Three SOCAN members were honoured during the Soirée des artisans et du documentaire (Creators and Documentary Gala) of the 35th Gémeaux Awards on Sept. 17, 2020. Alexandra Stréliski, Michel Corriveau, and FM Le Sieur each (virtually) walked away with one of the 63 trophies that were awarded live on Facebook. And even though each of them was comfortably at home, this virtual accolade was welcomed with sincere joy, in the current context where music and television activities have almost ground to a halt.
“This was my 13th nomination. I was starting to think I’m some kind of Québécois Spielberg! I never won,” says Michel Corriveau with a laugh, after receiving the Best Original Music for a TV Series, with Les pays d’en haut.
“Right from the first season, I knew it would be quite a challenge,” says Corriveau, before adding that he’d never seen a single episode of the original version of Les pays d’en haut. “I was just a tad too young at the time. Someone told me they wanted something that would be like a ‘Québécois Western.’ I worked with guitars a lot, but not always in a classic way. I also banged on them, among other things. Then I used the lap steel as a violin, for more dramatic scenes.

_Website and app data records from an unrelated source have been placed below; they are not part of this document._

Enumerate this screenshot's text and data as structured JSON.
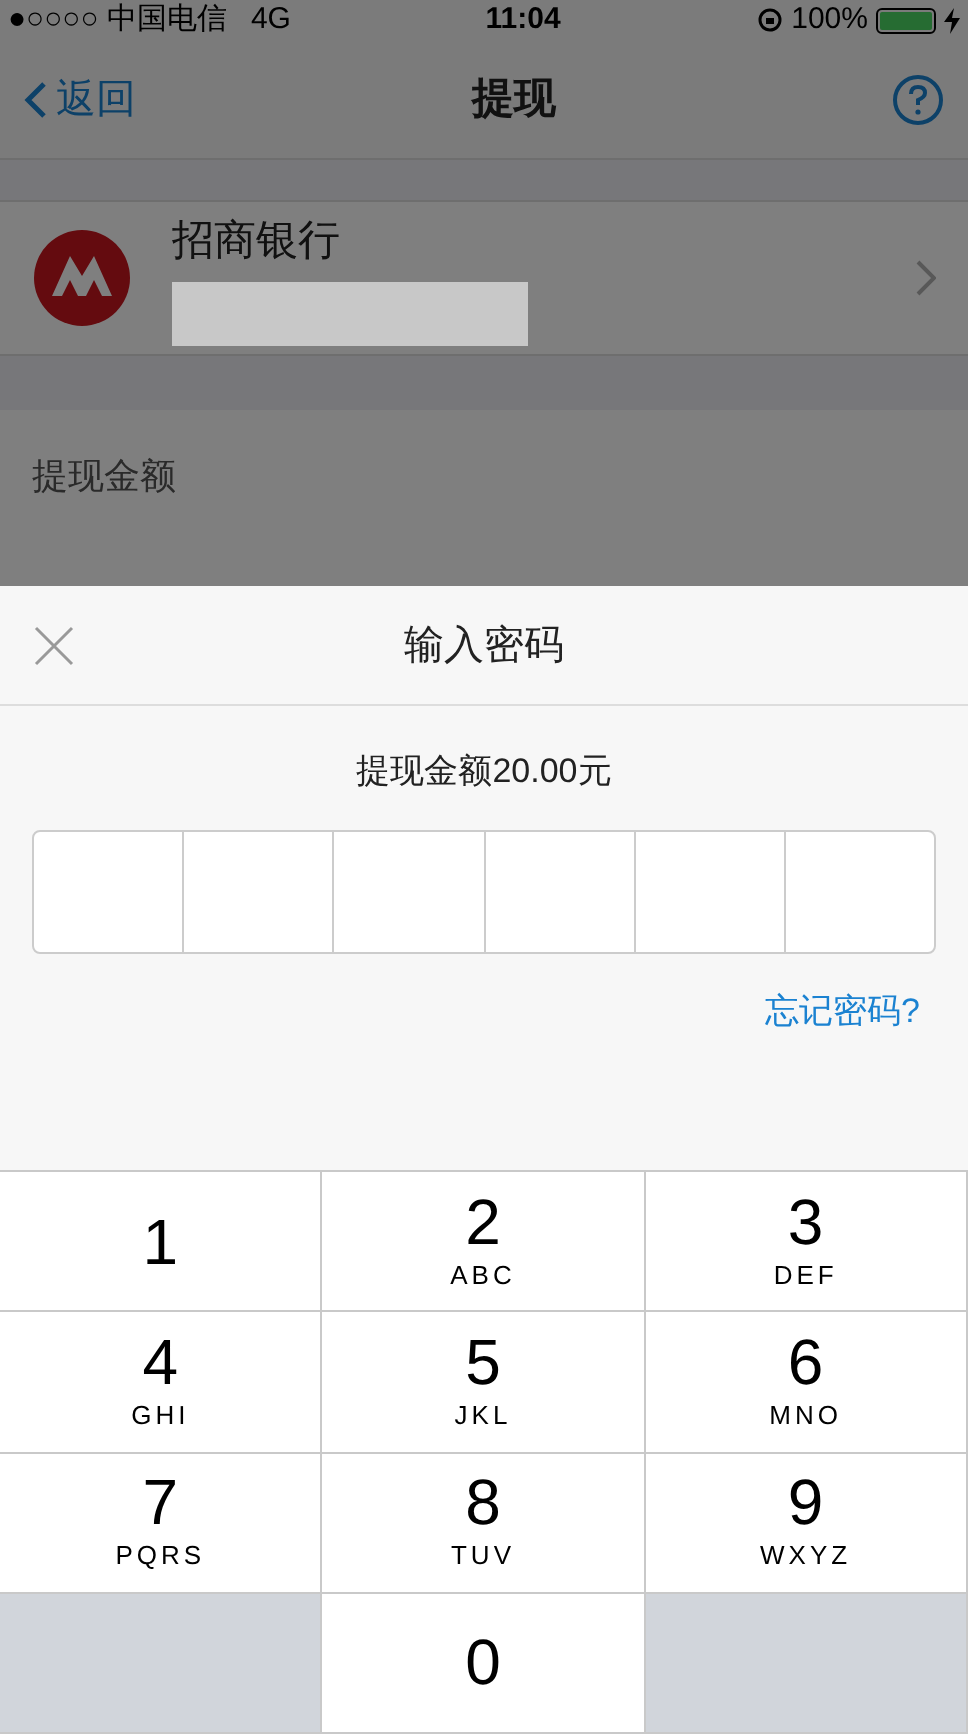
{
  "status_bar": {
    "carrier": "●○○○○ 中国电信",
    "network": "4G",
    "time": "11:04",
    "battery": "100%"
  },
  "nav": {
    "back": "返回",
    "title": "提现"
  },
  "bank": {
    "name": "招商银行"
  },
  "amount": {
    "label": "提现金额"
  },
  "sheet": {
    "title": "输入密码",
    "subtitle": "提现金额20.00元",
    "forgot": "忘记密码?",
    "password_boxes": [
      {
        "filled": false
      },
      {
        "filled": false
      },
      {
        "filled": false
      },
      {
        "filled": false
      },
      {
        "filled": false
      },
      {
        "filled": false
      }
    ]
  },
  "keypad": [
    {
      "kind": "digit",
      "digit": "1"
    },
    {
      "kind": "digit",
      "digit": "2",
      "letters": "ABC"
    },
    {
      "kind": "digit",
      "digit": "3",
      "letters": "DEF"
    },
    {
      "kind": "digit",
      "digit": "4",
      "letters": "GHI"
    },
    {
      "kind": "digit",
      "digit": "5",
      "letters": "JKL"
    },
    {
      "kind": "digit",
      "digit": "6",
      "letters": "MNO"
    },
    {
      "kind": "digit",
      "digit": "7",
      "letters": "PQRS"
    },
    {
      "kind": "digit",
      "digit": "8",
      "letters": "TUV"
    },
    {
      "kind": "digit",
      "digit": "9",
      "letters": "WXYZ"
    },
    {
      "kind": "blank"
    },
    {
      "kind": "digit",
      "digit": "0"
    },
    {
      "kind": "blank"
    }
  ]
}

The directing is there to carry the vision of the writers and I, with the music, become the subtext.”
Also widely lauded was Alexandra Stréliski’s work for the not-to-be-missed series Faire œuvre utile, a project led by journalist Émilie Perreault, for which the musician won the Best Original Score for a Documentary award.
“Once art is out of the artist, it doesn’t belong to them anymore. Using art to do good in the world is something that speaks to me a lot,” says Stréliski. Faire œuvre utile takes us on a journey where, during each episode, we discover the precious link between an artist and an art consumer whose life was changed by that artist. “It seems ironic, but the trophy I won for the musical theme was the episode where I was featured to talk about my work. I swear, I didn’t compose that theme by looking in the mirror,” she giggles.
As for FM Le Sieur, he won his trophy for the Musical Theme, All Categories, with the TV series Ruptures. “The world of lawyers is very rational,” says the composer. “Mélissa Dséormeaux-Poulin, who plays the main character, has a very emotional side, and she plays it really well. I really like the duality between the power struggles, the shenanigans, and her emotional side, when she goes home and lets it re-surface.”
All three composers are very aware of the incredible liberty they were granted while working on their respective projects. “I found it important, initially, to stay close to the director so that I could find my sound palette,” says Le Sieur. “Now, after five seasons, I’m more confident of where I’m going, but that link with the crew is precious, because when you work on American series, for example, you’ll never meet the director.”
Various elements of the screenplay influence the tone of the music that will end up in each episode. For Les pays d’en haut, Season Five involved an epidemic. “It becomes one more interesting playground. Something dangerous. I’m not re-inventing the wheel, but I try to do my best. When you have a complex story, music becomes one of the beacons. I’m like the Google Maps of the storyline,” says Corriveau with amusement.
Stréliski is also very familiar with screen composing. “It’s totally different than what I do on my albums, because even when you have carte blanche, you must work within certain limits. I really love that. In this case, I had to make sure the music worked just as well in a joyous context as in a more dramatic, so I had to cover a lot of ground,” she explains.
Music: The Extra Character
Although everything we see on TV is articulated around screenplays and powerful images, music is always there to set the tone. “The challenge is to constantly tread the line between what you notice and what you don’t notice,” says Le Sieur. “There might be a scene without any dialogue, and suddenly, what we can’t see is illustrated with music. A character gazing into the void can be interpreted as a bunch of different things – and their opposites. Meaning often comes when the character’s emotions become clearer, whether they’re crying out of joy or sadness. We add something that’s not on-screen.”
“Original music is important,” says Corriveau, “because that’s what activates emotions. I heard somewhere that, contrary to what we see as images, music is wave-based, and therefore it’s more like it touches you. It’s the only element in screen productions that has a direct, physical contact with the person watching.”
He, too, believes that a character’s state of mind, or train of thought, without saying a single word, can be expressed through music. “We wield a lot f power with an original score,” he says with a laugh.
“Not all projects need a musical accent,” says Stréliski. “But a narrative that’s difficult to express through words can easily be channelled that way. It can reinforce the intention of the film or TV production. Music is there to make things clearer. It’s almost like adding a character, sometimes. It’s like salt on a steak – and I love cooking.”
Admittedly very happy to have been honoured by this trophy, she says she doesn’t depend on them, and finds them “a little awkward” in the current situation. “I was off to the loo when I won my JUNO on YouTube,” she laughs. “This is not the time to win trophies, even though they’re always great to receive. We can’t emphasize the glamorous side of it; plus we can’t meet in person. Here’s to going back to normal soon.”